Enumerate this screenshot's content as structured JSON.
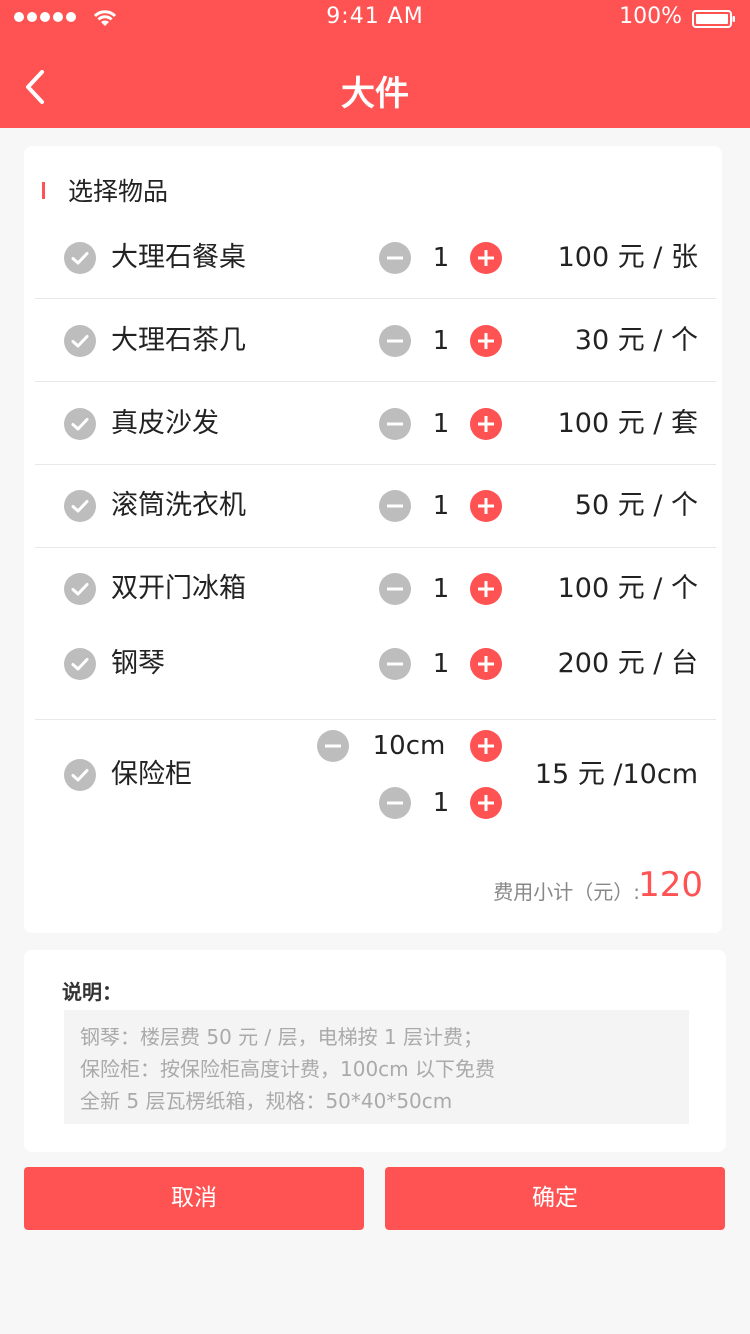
{
  "status_bar": {
    "time": "9:41 AM",
    "battery_percent": "100%",
    "signal_icon": "signal-dots-icon",
    "wifi_icon": "wifi-icon",
    "battery_icon": "battery-icon"
  },
  "header": {
    "title": "大件",
    "back_icon": "chevron-left-icon",
    "background": "#ff5252"
  },
  "section": {
    "title": "选择物品"
  },
  "items": [
    {
      "name": "大理石餐桌",
      "qty": "1",
      "price": "100 元 / 张"
    },
    {
      "name": "大理石茶几",
      "qty": "1",
      "price": "30 元 / 个"
    },
    {
      "name": "真皮沙发",
      "qty": "1",
      "price": "100 元 / 套"
    },
    {
      "name": "滚筒洗衣机",
      "qty": "1",
      "price": "50 元 / 个"
    },
    {
      "name": "双开门冰箱",
      "qty": "1",
      "price": "100 元 / 个"
    },
    {
      "name": "钢琴",
      "qty": "1",
      "price": "200 元 / 台"
    }
  ],
  "safe": {
    "name": "保险柜",
    "height": "10cm",
    "qty": "1",
    "price": "15 元 /10cm"
  },
  "subtotal": {
    "label": "费用小计（元）:",
    "value": "120"
  },
  "notes": {
    "title": "说明：",
    "lines": [
      "钢琴：楼层费 50 元 / 层，电梯按 1 层计费；",
      "保险柜：按保险柜高度计费，100cm 以下免费",
      "全新 5 层瓦楞纸箱，规格：50*40*50cm"
    ]
  },
  "buttons": {
    "cancel": "取消",
    "confirm": "确定"
  },
  "colors": {
    "accent": "#ff5252",
    "check_gray": "#bdbdbd",
    "minus_gray": "#bdbdbd"
  }
}
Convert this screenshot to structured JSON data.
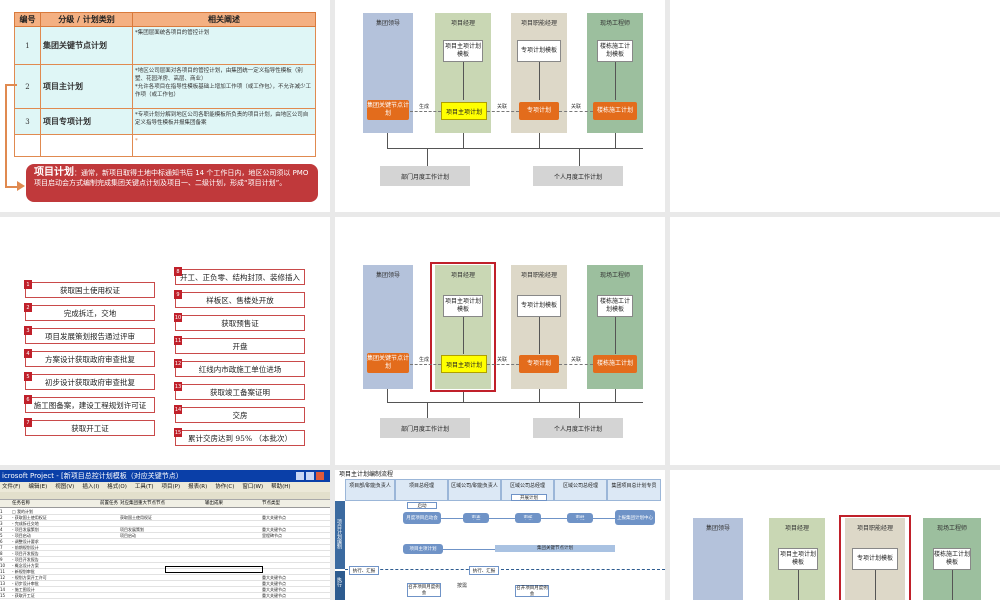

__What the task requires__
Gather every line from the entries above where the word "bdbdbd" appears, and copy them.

__Response to this exercise__
    "check_gray": "#bdbdbd",
    "minus_gray": "#bdbdbd"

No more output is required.